Friday, March 6, 2009

Tiny, tidy.

I stood for an hour, listening to the CBC on my little radio, which was hanging by a strap from one of the knobs of the tripod. The CBC will sustain you, if you let it. I was waiting for the Black-capped Chickadees to come to their nest hole-in-progress, which they seem to do every morning at about 11 AM.

How can they make such a perfectly circular hole?

Chickadees often act as primary cavity nesters (i.e., create their own nest holes). But since they lack the size and excavating equipment of, say, a flicker, they require a tree with relatively soft wood. A paper birch snag in an advanced state of decay is suitable, provided it’s not on the verge of collapsing. This hole is about twenty feet up, three feet below the broken top of the snag.

Chickadee entering hole.

Finally, at 10:58 (Chickadees are not only dapper, they’re punctual), a pair appeared and landed in a neighbouring tree. One darted into the hole, and disappeared for a few seconds. Out it popped, with a scrap of pulpy wood in its bill.
Click to see wood chip in bill.

It flew away, carrying the wood. Immediately the second bird flew into the hole, and it too darted out quickly, carrying a scrap of wood in its bill.

There was a lag, as they went somewhere. Chickadees are so tidy, they probably took the wood chips to a recycling depot.

This happened again and again. They arrived together, entered the hole to remove more wood in quick sequence, and then disappeared for a few minutes. Perhaps, in arriving and leaving as a twosome, instead of as two individuals with evenly spaced intervals between, they are keeping a lower profile, acting almost as a single bird, which would draw less attention to their nest. They would also be affording each other the protection of a pair of eyes on the outside--they got each other’s back. I can understand these things.

What I don’t understand is how they can make such a perfectly circular hole.

4 comments:

themanicgardener said...

It's a mystery. These are great photos. Thanks for being so patient.
--Kate

PSYL said...

Interesting. I definitely learned something from this post today. I will need to keep an eye out for Chickadees' nests next time I am out. Great post!

Maybe they have a watch and a circle-making compass? That would certainly explain why they are so punctual and capable of making such a round hole. We just have to find an answer to where they keep the watch and compass now. Haha.

KaHolly said...

Your patience paid off with great photos.
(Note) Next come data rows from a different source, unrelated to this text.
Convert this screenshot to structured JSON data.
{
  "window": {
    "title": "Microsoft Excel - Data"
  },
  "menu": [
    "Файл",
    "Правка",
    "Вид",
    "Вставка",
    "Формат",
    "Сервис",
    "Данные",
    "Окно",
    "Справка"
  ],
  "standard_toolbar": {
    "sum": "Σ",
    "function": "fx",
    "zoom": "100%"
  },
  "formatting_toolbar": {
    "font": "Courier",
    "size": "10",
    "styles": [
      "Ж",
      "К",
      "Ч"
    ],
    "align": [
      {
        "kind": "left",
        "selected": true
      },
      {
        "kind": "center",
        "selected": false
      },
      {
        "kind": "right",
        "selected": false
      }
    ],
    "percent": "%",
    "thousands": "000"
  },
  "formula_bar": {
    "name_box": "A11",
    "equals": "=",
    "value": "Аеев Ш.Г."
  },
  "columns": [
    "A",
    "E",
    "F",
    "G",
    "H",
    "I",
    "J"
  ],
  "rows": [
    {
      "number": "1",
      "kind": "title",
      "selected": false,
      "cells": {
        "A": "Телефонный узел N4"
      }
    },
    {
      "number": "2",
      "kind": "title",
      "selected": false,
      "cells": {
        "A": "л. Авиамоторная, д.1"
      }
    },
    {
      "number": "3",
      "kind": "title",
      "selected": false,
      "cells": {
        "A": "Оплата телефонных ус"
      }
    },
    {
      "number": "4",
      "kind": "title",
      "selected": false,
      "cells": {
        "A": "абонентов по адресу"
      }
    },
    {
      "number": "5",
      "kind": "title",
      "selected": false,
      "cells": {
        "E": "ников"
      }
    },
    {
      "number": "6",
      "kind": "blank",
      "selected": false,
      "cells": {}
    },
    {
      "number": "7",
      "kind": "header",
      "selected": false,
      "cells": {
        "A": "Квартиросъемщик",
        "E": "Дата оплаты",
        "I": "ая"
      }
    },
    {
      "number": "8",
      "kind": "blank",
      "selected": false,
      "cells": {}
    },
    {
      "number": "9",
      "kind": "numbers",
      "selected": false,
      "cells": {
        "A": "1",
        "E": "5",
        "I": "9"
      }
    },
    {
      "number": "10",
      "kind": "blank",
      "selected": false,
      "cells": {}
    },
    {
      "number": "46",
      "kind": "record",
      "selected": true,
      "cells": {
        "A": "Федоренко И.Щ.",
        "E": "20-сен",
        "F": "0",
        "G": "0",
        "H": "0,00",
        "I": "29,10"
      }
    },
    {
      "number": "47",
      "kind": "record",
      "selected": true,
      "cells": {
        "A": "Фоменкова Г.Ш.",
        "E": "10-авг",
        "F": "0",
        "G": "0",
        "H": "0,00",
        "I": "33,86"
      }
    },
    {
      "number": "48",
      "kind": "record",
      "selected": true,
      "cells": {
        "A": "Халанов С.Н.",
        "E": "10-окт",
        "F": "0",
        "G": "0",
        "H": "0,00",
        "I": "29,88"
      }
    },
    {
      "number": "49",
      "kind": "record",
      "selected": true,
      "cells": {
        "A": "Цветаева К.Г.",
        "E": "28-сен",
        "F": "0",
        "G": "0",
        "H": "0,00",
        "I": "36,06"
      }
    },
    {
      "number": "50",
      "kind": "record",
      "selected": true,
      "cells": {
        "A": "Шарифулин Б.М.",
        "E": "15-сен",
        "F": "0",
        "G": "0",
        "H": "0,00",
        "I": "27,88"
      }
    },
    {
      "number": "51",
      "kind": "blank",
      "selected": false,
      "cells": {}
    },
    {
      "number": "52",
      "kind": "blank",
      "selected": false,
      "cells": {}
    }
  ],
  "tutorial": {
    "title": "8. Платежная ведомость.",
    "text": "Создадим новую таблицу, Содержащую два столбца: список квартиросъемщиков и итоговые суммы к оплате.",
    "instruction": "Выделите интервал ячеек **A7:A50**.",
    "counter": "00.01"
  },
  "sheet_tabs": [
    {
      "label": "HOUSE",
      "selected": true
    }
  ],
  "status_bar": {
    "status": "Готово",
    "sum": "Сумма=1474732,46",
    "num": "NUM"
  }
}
I learned something new! I assumed they took over an already existing hole! I will see Black-capped Chickadees through new eyes now.

barefootheart said...

Awesome observations.